Lather, rinse, repeat
On the 10-year anniversary of the war on Syria, I wrote about how, mind-bogglingly, Western media and pundits continue to repeat the cliched and debunked rhetoric and lies that have been recycled year after year.
Kinzer addressed this technique, the repetition of narratives.
“I had an editor at the New York Times years ago who told me: A lot of journalism is about repetition. And boy does the American press do that. We have been told certain things about certain countries so many times over. And it just seems like the truth.
“‘The evils that have taken hold of Russia. The daily genocide that’s happening under the killers in Syria…’ You don’t need to go, you don’t need to check, it’s just like the air, it’s like an obvious fact.”

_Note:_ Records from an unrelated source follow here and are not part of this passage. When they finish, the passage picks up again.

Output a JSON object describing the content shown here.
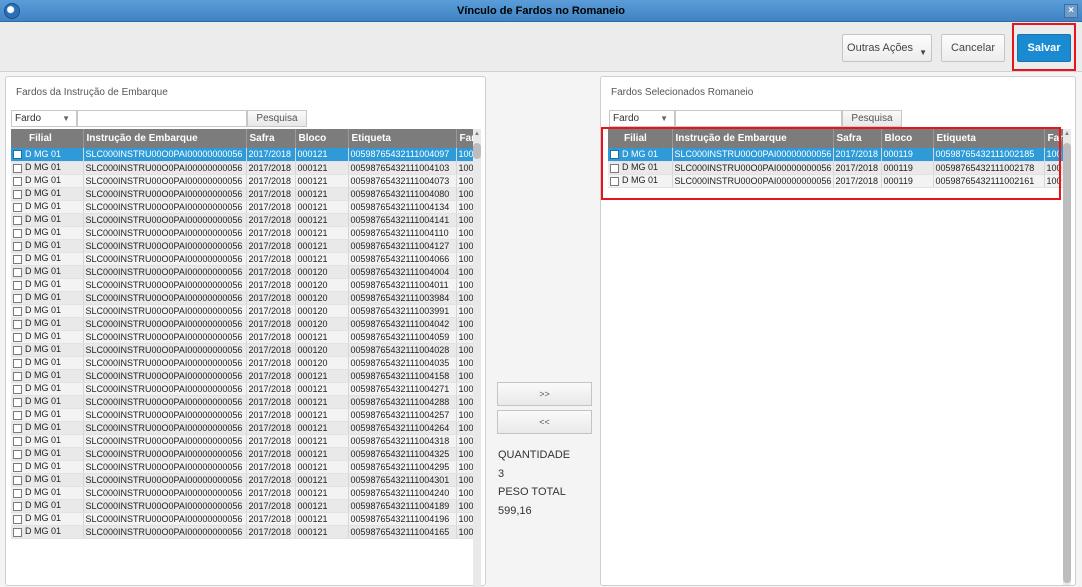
{
  "window": {
    "title": "Vínculo de Fardos no Romaneio",
    "close": "×"
  },
  "toolbar": {
    "outras": "Outras Ações",
    "cancelar": "Cancelar",
    "salvar": "Salvar"
  },
  "left": {
    "title": "Fardos da Instrução de Embarque",
    "filter": {
      "field": "Fardo",
      "search": "Pesquisa"
    },
    "columns": [
      "Filial",
      "Instrução de Embarque",
      "Safra",
      "Bloco",
      "Etiqueta",
      "Far"
    ],
    "rows": [
      [
        "D MG 01",
        "SLC000INSTRU00O0PAI00000000056",
        "2017/2018",
        "000121",
        "00598765432111004097",
        "100"
      ],
      [
        "D MG 01",
        "SLC000INSTRU00O0PAI00000000056",
        "2017/2018",
        "000121",
        "00598765432111004103",
        "100"
      ],
      [
        "D MG 01",
        "SLC000INSTRU00O0PAI00000000056",
        "2017/2018",
        "000121",
        "00598765432111004073",
        "100"
      ],
      [
        "D MG 01",
        "SLC000INSTRU00O0PAI00000000056",
        "2017/2018",
        "000121",
        "00598765432111004080",
        "100"
      ],
      [
        "D MG 01",
        "SLC000INSTRU00O0PAI00000000056",
        "2017/2018",
        "000121",
        "00598765432111004134",
        "100"
      ],
      [
        "D MG 01",
        "SLC000INSTRU00O0PAI00000000056",
        "2017/2018",
        "000121",
        "00598765432111004141",
        "100"
      ],
      [
        "D MG 01",
        "SLC000INSTRU00O0PAI00000000056",
        "2017/2018",
        "000121",
        "00598765432111004110",
        "100"
      ],
      [
        "D MG 01",
        "SLC000INSTRU00O0PAI00000000056",
        "2017/2018",
        "000121",
        "00598765432111004127",
        "100"
      ],
      [
        "D MG 01",
        "SLC000INSTRU00O0PAI00000000056",
        "2017/2018",
        "000121",
        "00598765432111004066",
        "100"
      ],
      [
        "D MG 01",
        "SLC000INSTRU00O0PAI00000000056",
        "2017/2018",
        "000120",
        "00598765432111004004",
        "100"
      ],
      [
        "D MG 01",
        "SLC000INSTRU00O0PAI00000000056",
        "2017/2018",
        "000120",
        "00598765432111004011",
        "100"
      ],
      [
        "D MG 01",
        "SLC000INSTRU00O0PAI00000000056",
        "2017/2018",
        "000120",
        "00598765432111003984",
        "100"
      ],
      [
        "D MG 01",
        "SLC000INSTRU00O0PAI00000000056",
        "2017/2018",
        "000120",
        "00598765432111003991",
        "100"
      ],
      [
        "D MG 01",
        "SLC000INSTRU00O0PAI00000000056",
        "2017/2018",
        "000120",
        "00598765432111004042",
        "100"
      ],
      [
        "D MG 01",
        "SLC000INSTRU00O0PAI00000000056",
        "2017/2018",
        "000121",
        "00598765432111004059",
        "100"
      ],
      [
        "D MG 01",
        "SLC000INSTRU00O0PAI00000000056",
        "2017/2018",
        "000120",
        "00598765432111004028",
        "100"
      ],
      [
        "D MG 01",
        "SLC000INSTRU00O0PAI00000000056",
        "2017/2018",
        "000120",
        "00598765432111004035",
        "100"
      ],
      [
        "D MG 01",
        "SLC000INSTRU00O0PAI00000000056",
        "2017/2018",
        "000121",
        "00598765432111004158",
        "100"
      ],
      [
        "D MG 01",
        "SLC000INSTRU00O0PAI00000000056",
        "2017/2018",
        "000121",
        "00598765432111004271",
        "100"
      ],
      [
        "D MG 01",
        "SLC000INSTRU00O0PAI00000000056",
        "2017/2018",
        "000121",
        "00598765432111004288",
        "100"
      ],
      [
        "D MG 01",
        "SLC000INSTRU00O0PAI00000000056",
        "2017/2018",
        "000121",
        "00598765432111004257",
        "100"
      ],
      [
        "D MG 01",
        "SLC000INSTRU00O0PAI00000000056",
        "2017/2018",
        "000121",
        "00598765432111004264",
        "100"
      ],
      [
        "D MG 01",
        "SLC000INSTRU00O0PAI00000000056",
        "2017/2018",
        "000121",
        "00598765432111004318",
        "100"
      ],
      [
        "D MG 01",
        "SLC000INSTRU00O0PAI00000000056",
        "2017/2018",
        "000121",
        "00598765432111004325",
        "100"
      ],
      [
        "D MG 01",
        "SLC000INSTRU00O0PAI00000000056",
        "2017/2018",
        "000121",
        "00598765432111004295",
        "100"
      ],
      [
        "D MG 01",
        "SLC000INSTRU00O0PAI00000000056",
        "2017/2018",
        "000121",
        "00598765432111004301",
        "100"
      ],
      [
        "D MG 01",
        "SLC000INSTRU00O0PAI00000000056",
        "2017/2018",
        "000121",
        "00598765432111004240",
        "100"
      ],
      [
        "D MG 01",
        "SLC000INSTRU00O0PAI00000000056",
        "2017/2018",
        "000121",
        "00598765432111004189",
        "100"
      ],
      [
        "D MG 01",
        "SLC000INSTRU00O0PAI00000000056",
        "2017/2018",
        "000121",
        "00598765432111004196",
        "100"
      ],
      [
        "D MG 01",
        "SLC000INSTRU00O0PAI00000000056",
        "2017/2018",
        "000121",
        "00598765432111004165",
        "100"
      ]
    ]
  },
  "right": {
    "title": "Fardos Selecionados Romaneio",
    "filter": {
      "field": "Fardo",
      "search": "Pesquisa"
    },
    "columns": [
      "Filial",
      "Instrução de Embarque",
      "Safra",
      "Bloco",
      "Etiqueta",
      "Far"
    ],
    "rows": [
      [
        "D MG 01",
        "SLC000INSTRU00O0PAI00000000056",
        "2017/2018",
        "000119",
        "00598765432111002185",
        "100"
      ],
      [
        "D MG 01",
        "SLC000INSTRU00O0PAI00000000056",
        "2017/2018",
        "000119",
        "00598765432111002178",
        "100"
      ],
      [
        "D MG 01",
        "SLC000INSTRU00O0PAI00000000056",
        "2017/2018",
        "000119",
        "00598765432111002161",
        "100"
      ]
    ]
  },
  "middle": {
    "add": ">>",
    "remove": "<<",
    "quantidade_label": "QUANTIDADE",
    "quantidade": "3",
    "peso_label": "PESO TOTAL",
    "peso": "599,16"
  },
  "colors": {
    "accent": "#1a8bd1",
    "highlight": "#e8141c",
    "selected_row": "#2f9ad8",
    "header": "#7c7c7c"
  }
}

“I even see it in what’s happened to the Pulitzer Prize for International Journalism,” he said, adding that in 2020 it “predictably” went to a series of reports on “how evil Russia is” and this year – to a series of reports on “how evil China is.”Also on rt.com The cynical hypocrisy of the world’s No1 propagandist: US pledges $300mn to fund massive global anti-China media machine
The Pulitzer, he argued, is supposed to encourage original reporting, “not people that just scribble down what officials say, and then put it in nicer prose, and use phrases that are calculated to make people believe that government opinion is actual fact.”
“The job of journalists is to rebel against the narrative. We are out there as the eyes and ears of the world. If you don’t want to do it, fine, but don’t pretend that you’re doing it, and sit in your little cubicle and think of the stereotypes you’ve been fed and just regurgitate them. That is not journalism, it’s just public relations.”
In conclusion, Kinzer recalled a quote by Mark Twain: “The majority is always wrong. When you find yourself on the side of the majority, it is time to reform.”
Indeed, time and again when the majority has written about “weapons of mass destruction,” “chemical attacks,” Iraqi troops “killing babies in incubators,” and other Washington-contrived narratives, those courageous few who have stood up against those lies-based-narratives have proven to be honest journalists.
If only more journalists would follow.
Like this story? Share it with a friend!
The statements, views and opinions expressed in this column are solely those of the author and do not necessarily represent those of RT.